*** Begin section ***

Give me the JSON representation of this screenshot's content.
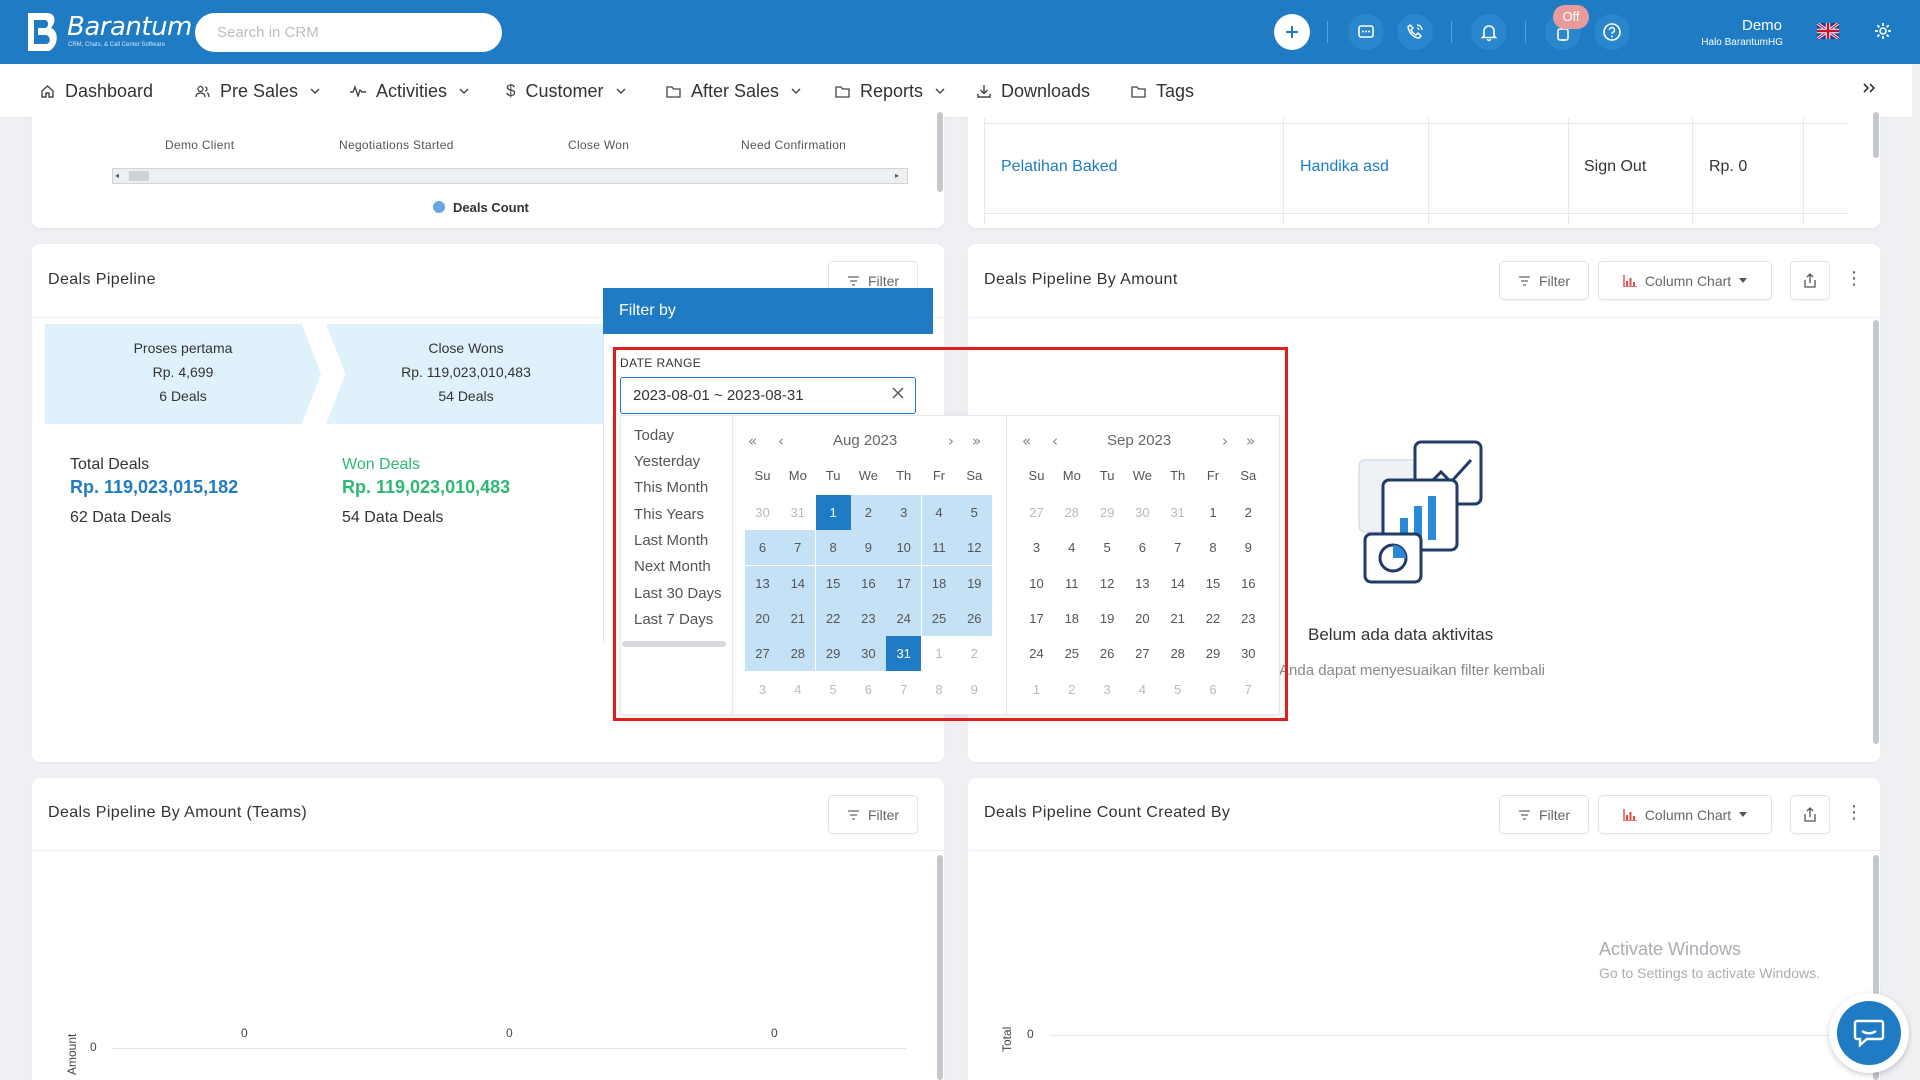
{
  "app": {
    "logo_text": "Barantum",
    "logo_sub": "CRM, Chats, & Call Center Software",
    "search_placeholder": "Search in CRM",
    "off_badge": "Off",
    "user_name": "Demo",
    "user_sub": "Halo BarantumHG"
  },
  "nav": [
    {
      "label": "Dashboard"
    },
    {
      "label": "Pre Sales"
    },
    {
      "label": "Activities"
    },
    {
      "label": "Customer"
    },
    {
      "label": "After Sales"
    },
    {
      "label": "Reports"
    },
    {
      "label": "Downloads"
    },
    {
      "label": "Tags"
    }
  ],
  "top_left": {
    "categories": [
      "Demo Client",
      "Negotiations Started",
      "Close Won",
      "Need Confirmation"
    ],
    "legend": "Deals Count"
  },
  "top_right": {
    "row": [
      "Pelatihan Baked",
      "Handika asd",
      "",
      "Sign Out",
      "Rp. 0"
    ]
  },
  "deals_pipeline": {
    "title": "Deals Pipeline",
    "filter": "Filter",
    "stages": [
      {
        "name": "Proses pertama",
        "amount": "Rp. 4,699",
        "deals": "6 Deals"
      },
      {
        "name": "Close Wons",
        "amount": "Rp. 119,023,010,483",
        "deals": "54 Deals"
      }
    ],
    "total_label": "Total Deals",
    "total_value": "Rp. 119,023,015,182",
    "total_sub": "62 Data Deals",
    "won_label": "Won Deals",
    "won_value": "Rp. 119,023,010,483",
    "won_sub": "54 Data Deals"
  },
  "filter_popup": {
    "title": "Filter by",
    "date_range_label": "DATE RANGE",
    "date_range_value": "2023-08-01 ~ 2023-08-31",
    "presets": [
      "Today",
      "Yesterday",
      "This Month",
      "This Years",
      "Last Month",
      "Next Month",
      "Last 30 Days",
      "Last 7 Days"
    ],
    "dow": [
      "Su",
      "Mo",
      "Tu",
      "We",
      "Th",
      "Fr",
      "Sa"
    ],
    "left_month": {
      "title": "Aug  2023",
      "days": [
        "30",
        "31",
        "1",
        "2",
        "3",
        "4",
        "5",
        "6",
        "7",
        "8",
        "9",
        "10",
        "11",
        "12",
        "13",
        "14",
        "15",
        "16",
        "17",
        "18",
        "19",
        "20",
        "21",
        "22",
        "23",
        "24",
        "25",
        "26",
        "27",
        "28",
        "29",
        "30",
        "31",
        "1",
        "2",
        "3",
        "4",
        "5",
        "6",
        "7",
        "8",
        "9"
      ]
    },
    "right_month": {
      "title": "Sep  2023",
      "days": [
        "27",
        "28",
        "29",
        "30",
        "31",
        "1",
        "2",
        "3",
        "4",
        "5",
        "6",
        "7",
        "8",
        "9",
        "10",
        "11",
        "12",
        "13",
        "14",
        "15",
        "16",
        "17",
        "18",
        "19",
        "20",
        "21",
        "22",
        "23",
        "24",
        "25",
        "26",
        "27",
        "28",
        "29",
        "30",
        "1",
        "2",
        "3",
        "4",
        "5",
        "6",
        "7"
      ]
    }
  },
  "by_amount": {
    "title": "Deals Pipeline By Amount",
    "filter": "Filter",
    "chart_type": "Column Chart",
    "empty_title": "Belum ada data aktivitas",
    "empty_sub": "Anda dapat menyesuaikan filter kembali"
  },
  "by_amount_teams": {
    "title": "Deals Pipeline By Amount (Teams)",
    "filter": "Filter",
    "ylabel": "Amount",
    "y_tick": "0",
    "value_labels": [
      "0",
      "0",
      "0"
    ]
  },
  "count_created_by": {
    "title": "Deals Pipeline Count Created By",
    "filter": "Filter",
    "chart_type": "Column Chart",
    "ylabel": "Total",
    "y_tick": "0"
  },
  "watermark": {
    "line1": "Activate Windows",
    "line2": "Go to Settings to activate Windows."
  }
}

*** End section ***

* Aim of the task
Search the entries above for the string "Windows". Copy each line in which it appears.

* Exercise output
    "line1": "Activate Windows",
    "line2": "Go to Settings to activate Windows."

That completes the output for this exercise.